SOURCE DATA:

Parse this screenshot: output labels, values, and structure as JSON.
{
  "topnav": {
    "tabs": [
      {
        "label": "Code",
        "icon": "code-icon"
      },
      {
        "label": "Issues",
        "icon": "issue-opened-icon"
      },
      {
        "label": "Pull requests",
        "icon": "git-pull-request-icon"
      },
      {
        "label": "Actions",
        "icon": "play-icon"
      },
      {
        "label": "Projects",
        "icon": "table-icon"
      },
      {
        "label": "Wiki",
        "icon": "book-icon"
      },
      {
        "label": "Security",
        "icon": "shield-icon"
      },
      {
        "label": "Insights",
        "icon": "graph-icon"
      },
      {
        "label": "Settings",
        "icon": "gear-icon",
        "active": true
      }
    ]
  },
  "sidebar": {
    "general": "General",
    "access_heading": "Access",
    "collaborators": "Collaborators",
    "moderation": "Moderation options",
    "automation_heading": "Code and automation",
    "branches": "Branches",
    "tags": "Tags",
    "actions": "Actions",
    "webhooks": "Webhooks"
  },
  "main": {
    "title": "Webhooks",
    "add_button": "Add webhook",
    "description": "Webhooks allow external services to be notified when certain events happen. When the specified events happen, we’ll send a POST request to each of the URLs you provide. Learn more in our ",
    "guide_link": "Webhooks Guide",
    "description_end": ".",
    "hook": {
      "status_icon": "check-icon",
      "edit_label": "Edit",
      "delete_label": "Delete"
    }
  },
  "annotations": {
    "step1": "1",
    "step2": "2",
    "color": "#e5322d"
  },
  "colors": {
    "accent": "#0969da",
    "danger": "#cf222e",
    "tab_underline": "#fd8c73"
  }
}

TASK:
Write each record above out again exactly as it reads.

ANSWER SECTION:
Parse this screenshot: output labels, values, and structure as JSON.
{
  "topnav": {
    "tabs": [
      {
        "label": "Code",
        "icon": "code-icon"
      },
      {
        "label": "Issues",
        "icon": "issue-opened-icon"
      },
      {
        "label": "Pull requests",
        "icon": "git-pull-request-icon"
      },
      {
        "label": "Actions",
        "icon": "play-icon"
      },
      {
        "label": "Projects",
        "icon": "table-icon"
      },
      {
        "label": "Wiki",
        "icon": "book-icon"
      },
      {
        "label": "Security",
        "icon": "shield-icon"
      },
      {
        "label": "Insights",
        "icon": "graph-icon"
      },
      {
        "label": "Settings",
        "icon": "gear-icon",
        "active": true
      }
    ]
  },
  "sidebar": {
    "general": "General",
    "access_heading": "Access",
    "collaborators": "Collaborators",
    "moderation": "Moderation options",
    "automation_heading": "Code and automation",
    "branches": "Branches",
    "tags": "Tags",
    "actions": "Actions",
    "webhooks": "Webhooks"
  },
  "main": {
    "title": "Webhooks",
    "add_button": "Add webhook",
    "description": "Webhooks allow external services to be notified when certain events happen. When the specified events happen, we’ll send a POST request to each of the URLs you provide. Learn more in our ",
    "guide_link": "Webhooks Guide",
    "description_end": ".",
    "hook": {
      "status_icon": "check-icon",
      "edit_label": "Edit",
      "delete_label": "Delete"
    }
  },
  "annotations": {
    "step1": "1",
    "step2": "2",
    "color": "#e5322d"
  },
  "colors": {
    "accent": "#0969da",
    "danger": "#cf222e",
    "tab_underline": "#fd8c73"
  }
}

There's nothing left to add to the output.